» **WHAT THE TASK ASKS**:
Write out every record below exactly, so that nothing differs from what is shown.

» **INPUT RECORDS**:
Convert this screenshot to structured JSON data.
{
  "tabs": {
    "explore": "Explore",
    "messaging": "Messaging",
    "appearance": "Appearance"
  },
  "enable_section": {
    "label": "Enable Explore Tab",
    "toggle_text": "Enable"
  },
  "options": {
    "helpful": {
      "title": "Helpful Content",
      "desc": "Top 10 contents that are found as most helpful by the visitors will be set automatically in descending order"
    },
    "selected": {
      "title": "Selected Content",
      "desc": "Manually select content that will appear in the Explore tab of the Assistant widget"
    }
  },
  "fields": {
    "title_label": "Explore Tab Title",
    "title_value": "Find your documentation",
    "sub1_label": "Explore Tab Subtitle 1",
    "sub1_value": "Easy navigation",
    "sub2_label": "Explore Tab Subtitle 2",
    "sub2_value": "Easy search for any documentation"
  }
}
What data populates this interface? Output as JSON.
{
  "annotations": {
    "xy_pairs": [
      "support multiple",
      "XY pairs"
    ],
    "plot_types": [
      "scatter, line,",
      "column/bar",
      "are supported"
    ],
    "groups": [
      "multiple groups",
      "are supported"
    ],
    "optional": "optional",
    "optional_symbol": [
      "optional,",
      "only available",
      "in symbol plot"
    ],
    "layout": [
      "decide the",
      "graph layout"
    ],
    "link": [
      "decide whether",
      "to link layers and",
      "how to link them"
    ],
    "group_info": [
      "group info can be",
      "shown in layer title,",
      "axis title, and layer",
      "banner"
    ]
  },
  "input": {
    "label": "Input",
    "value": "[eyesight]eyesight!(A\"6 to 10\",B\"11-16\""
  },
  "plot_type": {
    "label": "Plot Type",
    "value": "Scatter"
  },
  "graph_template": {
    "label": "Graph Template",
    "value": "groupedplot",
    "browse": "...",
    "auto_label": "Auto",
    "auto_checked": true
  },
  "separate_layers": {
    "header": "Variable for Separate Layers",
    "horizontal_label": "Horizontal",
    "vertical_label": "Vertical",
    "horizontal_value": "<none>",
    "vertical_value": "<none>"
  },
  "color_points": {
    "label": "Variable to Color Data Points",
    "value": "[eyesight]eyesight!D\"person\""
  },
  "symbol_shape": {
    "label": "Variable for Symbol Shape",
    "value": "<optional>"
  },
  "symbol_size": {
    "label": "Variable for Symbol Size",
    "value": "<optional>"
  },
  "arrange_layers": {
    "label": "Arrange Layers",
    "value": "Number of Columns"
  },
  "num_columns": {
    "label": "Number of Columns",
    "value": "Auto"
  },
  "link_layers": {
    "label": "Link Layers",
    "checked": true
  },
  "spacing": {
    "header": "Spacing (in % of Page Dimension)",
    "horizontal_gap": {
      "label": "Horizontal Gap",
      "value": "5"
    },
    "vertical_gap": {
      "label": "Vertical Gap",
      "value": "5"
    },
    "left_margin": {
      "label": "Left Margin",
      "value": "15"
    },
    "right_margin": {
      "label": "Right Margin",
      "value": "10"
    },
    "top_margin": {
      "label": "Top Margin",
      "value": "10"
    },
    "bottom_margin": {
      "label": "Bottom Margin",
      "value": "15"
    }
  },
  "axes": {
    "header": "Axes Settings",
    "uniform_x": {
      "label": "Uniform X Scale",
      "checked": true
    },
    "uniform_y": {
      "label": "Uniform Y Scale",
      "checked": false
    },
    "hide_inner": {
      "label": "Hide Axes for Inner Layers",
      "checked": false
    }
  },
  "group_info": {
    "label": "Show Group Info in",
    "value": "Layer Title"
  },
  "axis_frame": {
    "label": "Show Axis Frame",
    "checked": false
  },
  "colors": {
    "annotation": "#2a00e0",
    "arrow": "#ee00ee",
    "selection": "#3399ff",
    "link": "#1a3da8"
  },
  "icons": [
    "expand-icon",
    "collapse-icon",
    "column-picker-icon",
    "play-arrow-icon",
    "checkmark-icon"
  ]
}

» **WRITTEN ANSWER**:
Convert this screenshot to structured JSON data.
{
  "tabs": {
    "explore": "Explore",
    "messaging": "Messaging",
    "appearance": "Appearance"
  },
  "enable_section": {
    "label": "Enable Explore Tab",
    "toggle_text": "Enable"
  },
  "options": {
    "helpful": {
      "title": "Helpful Content",
      "desc": "Top 10 contents that are found as most helpful by the visitors will be set automatically in descending order"
    },
    "selected": {
      "title": "Selected Content",
      "desc": "Manually select content that will appear in the Explore tab of the Assistant widget"
    }
  },
  "fields": {
    "title_label": "Explore Tab Title",
    "title_value": "Find your documentation",
    "sub1_label": "Explore Tab Subtitle 1",
    "sub1_value": "Easy navigation",
    "sub2_label": "Explore Tab Subtitle 2",
    "sub2_value": "Easy search for any documentation"
  }
}
What data populates this interface? Output as JSON.
{
  "annotations": {
    "xy_pairs": [
      "support multiple",
      "XY pairs"
    ],
    "plot_types": [
      "scatter, line,",
      "column/bar",
      "are supported"
    ],
    "groups": [
      "multiple groups",
      "are supported"
    ],
    "optional": "optional",
    "optional_symbol": [
      "optional,",
      "only available",
      "in symbol plot"
    ],
    "layout": [
      "decide the",
      "graph layout"
    ],
    "link": [
      "decide whether",
      "to link layers and",
      "how to link them"
    ],
    "group_info": [
      "group info can be",
      "shown in layer title,",
      "axis title, and layer",
      "banner"
    ]
  },
  "input": {
    "label": "Input",
    "value": "[eyesight]eyesight!(A\"6 to 10\",B\"11-16\""
  },
  "plot_type": {
    "label": "Plot Type",
    "value": "Scatter"
  },
  "graph_template": {
    "label": "Graph Template",
    "value": "groupedplot",
    "browse": "...",
    "auto_label": "Auto",
    "auto_checked": true
  },
  "separate_layers": {
    "header": "Variable for Separate Layers",
    "horizontal_label": "Horizontal",
    "vertical_label": "Vertical",
    "horizontal_value": "<none>",
    "vertical_value": "<none>"
  },
  "color_points": {
    "label": "Variable to Color Data Points",
    "value": "[eyesight]eyesight!D\"person\""
  },
  "symbol_shape": {
    "label": "Variable for Symbol Shape",
    "value": "<optional>"
  },
  "symbol_size": {
    "label": "Variable for Symbol Size",
    "value": "<optional>"
  },
  "arrange_layers": {
    "label": "Arrange Layers",
    "value": "Number of Columns"
  },
  "num_columns": {
    "label": "Number of Columns",
    "value": "Auto"
  },
  "link_layers": {
    "label": "Link Layers",
    "checked": true
  },
  "spacing": {
    "header": "Spacing (in % of Page Dimension)",
    "horizontal_gap": {
      "label": "Horizontal Gap",
      "value": "5"
    },
    "vertical_gap": {
      "label": "Vertical Gap",
      "value": "5"
    },
    "left_margin": {
      "label": "Left Margin",
      "value": "15"
    },
    "right_margin": {
      "label": "Right Margin",
      "value": "10"
    },
    "top_margin": {
      "label": "Top Margin",
      "value": "10"
    },
    "bottom_margin": {
      "label": "Bottom Margin",
      "value": "15"
    }
  },
  "axes": {
    "header": "Axes Settings",
    "uniform_x": {
      "label": "Uniform X Scale",
      "checked": true
    },
    "uniform_y": {
      "label": "Uniform Y Scale",
      "checked": false
    },
    "hide_inner": {
      "label": "Hide Axes for Inner Layers",
      "checked": false
    }
  },
  "group_info": {
    "label": "Show Group Info in",
    "value": "Layer Title"
  },
  "axis_frame": {
    "label": "Show Axis Frame",
    "checked": false
  },
  "colors": {
    "annotation": "#2a00e0",
    "arrow": "#ee00ee",
    "selection": "#3399ff",
    "link": "#1a3da8"
  },
  "icons": [
    "expand-icon",
    "collapse-icon",
    "column-picker-icon",
    "play-arrow-icon",
    "checkmark-icon"
  ]
}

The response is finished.